Regional-scale field station networks are the Goldilocks of climate change research: at the right scale to capture impacts to plants and animals.
Barry Sinervo made landmark contributions ranging from evolutionary biology to the effects of climate change on animals and ecosystems.
Immense numbers of introduced honey bees overwhelm native pollinators for access to pollen and nectar By Mario Aguilera, UC San Diego Hike around the natural habitats of San Diego County and it becomes abundantly clear that honey bees, foreign to the area, are everywhere. In a study published last year, researchers at the University of California […]
The first European settlers to set foot on California soil didn’t arrive alone. Clattering behind the sandals and boots of the Spanish missionaries were the hooves of their cattle and sheep. Over the next few centuries, the number of imported livestock grazing California rangelands swelled into the millions. The hungry mouths and trampling feet of […]
This post is the third in a series of reports from the World Conservation Congress, where the NRS is showcasing its international programs. Honolulu, Hawaii—This year, between September 1 and 10, the Hawaii Convention Center is located squarely at the intersection of Saving the Planet Way and Human Choices Avenue. Inside this airy behemoth of a building, the indoor-outdoor home of full-size […]
Project Baseline is caching seeds for scientists of the future. Collected largely from plants native to the United States, the project captures a snapshot of the range of genetic diversity in and among plant populations and species today. Its seeds will be made available to researchers of the future studying how environmental shifts like climate change alter the genes and characteristics […]
by Elliott Campbell, UC Merced The future resilience of coast redwoods is now of critical concern. Redwoods rely on fog to supplement their water intake during California’s long dry seasons. An observed decline in coastal fog over recent decades may be associated with human-caused climate change and expanding urban heat islands. However, fundamental ecological measurements are obscured by the […]
by Alison Hewitt, UC Los Angeles Media Relations A study examining whether plant species in California have shifted to higher elevations, possibly in response to climate change, discovered that non-native plants are moving fastest, altering and potentially damaging ecosystems.
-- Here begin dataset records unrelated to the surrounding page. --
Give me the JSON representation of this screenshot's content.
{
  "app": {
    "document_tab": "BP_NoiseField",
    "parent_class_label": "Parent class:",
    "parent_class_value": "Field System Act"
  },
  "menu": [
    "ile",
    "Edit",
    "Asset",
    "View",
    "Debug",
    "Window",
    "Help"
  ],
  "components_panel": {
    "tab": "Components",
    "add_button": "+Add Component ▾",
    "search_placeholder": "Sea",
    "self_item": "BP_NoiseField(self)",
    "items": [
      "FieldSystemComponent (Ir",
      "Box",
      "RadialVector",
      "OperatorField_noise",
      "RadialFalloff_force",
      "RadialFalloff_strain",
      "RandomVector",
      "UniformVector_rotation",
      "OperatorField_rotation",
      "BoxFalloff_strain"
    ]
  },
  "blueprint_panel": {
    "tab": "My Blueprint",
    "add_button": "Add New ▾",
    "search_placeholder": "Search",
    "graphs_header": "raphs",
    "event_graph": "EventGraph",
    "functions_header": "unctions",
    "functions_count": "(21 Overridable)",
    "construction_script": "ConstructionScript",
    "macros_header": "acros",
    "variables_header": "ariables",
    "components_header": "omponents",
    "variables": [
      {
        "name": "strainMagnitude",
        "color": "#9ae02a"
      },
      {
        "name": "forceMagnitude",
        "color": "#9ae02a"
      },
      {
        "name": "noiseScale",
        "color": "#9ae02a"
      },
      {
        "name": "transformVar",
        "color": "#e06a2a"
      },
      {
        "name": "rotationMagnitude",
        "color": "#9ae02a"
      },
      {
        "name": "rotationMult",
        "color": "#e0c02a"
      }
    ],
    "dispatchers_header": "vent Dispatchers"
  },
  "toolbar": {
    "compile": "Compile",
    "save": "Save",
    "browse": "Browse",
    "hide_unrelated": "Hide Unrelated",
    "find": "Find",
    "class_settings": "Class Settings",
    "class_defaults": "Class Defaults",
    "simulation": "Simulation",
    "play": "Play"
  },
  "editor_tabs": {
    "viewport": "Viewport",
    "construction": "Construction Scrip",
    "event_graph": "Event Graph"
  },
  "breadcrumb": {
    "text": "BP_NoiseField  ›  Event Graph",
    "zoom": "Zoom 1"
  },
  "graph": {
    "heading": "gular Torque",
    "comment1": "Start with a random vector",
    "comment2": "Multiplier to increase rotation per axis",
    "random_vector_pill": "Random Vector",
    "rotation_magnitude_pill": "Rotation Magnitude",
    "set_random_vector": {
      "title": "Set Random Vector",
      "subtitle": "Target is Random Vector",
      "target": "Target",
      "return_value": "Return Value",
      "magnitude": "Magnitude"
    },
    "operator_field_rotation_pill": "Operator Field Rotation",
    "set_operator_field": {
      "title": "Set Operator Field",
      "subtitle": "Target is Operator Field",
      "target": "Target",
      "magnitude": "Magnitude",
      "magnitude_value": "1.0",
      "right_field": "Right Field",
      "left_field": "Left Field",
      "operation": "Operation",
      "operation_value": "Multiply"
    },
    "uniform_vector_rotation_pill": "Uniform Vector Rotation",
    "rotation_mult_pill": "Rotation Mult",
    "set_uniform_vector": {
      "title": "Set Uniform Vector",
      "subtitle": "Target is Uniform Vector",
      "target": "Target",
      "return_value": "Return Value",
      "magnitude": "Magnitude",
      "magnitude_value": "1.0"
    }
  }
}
The research, led by UCLA professor Jon Christensen, also showed significantly less movement by species that […]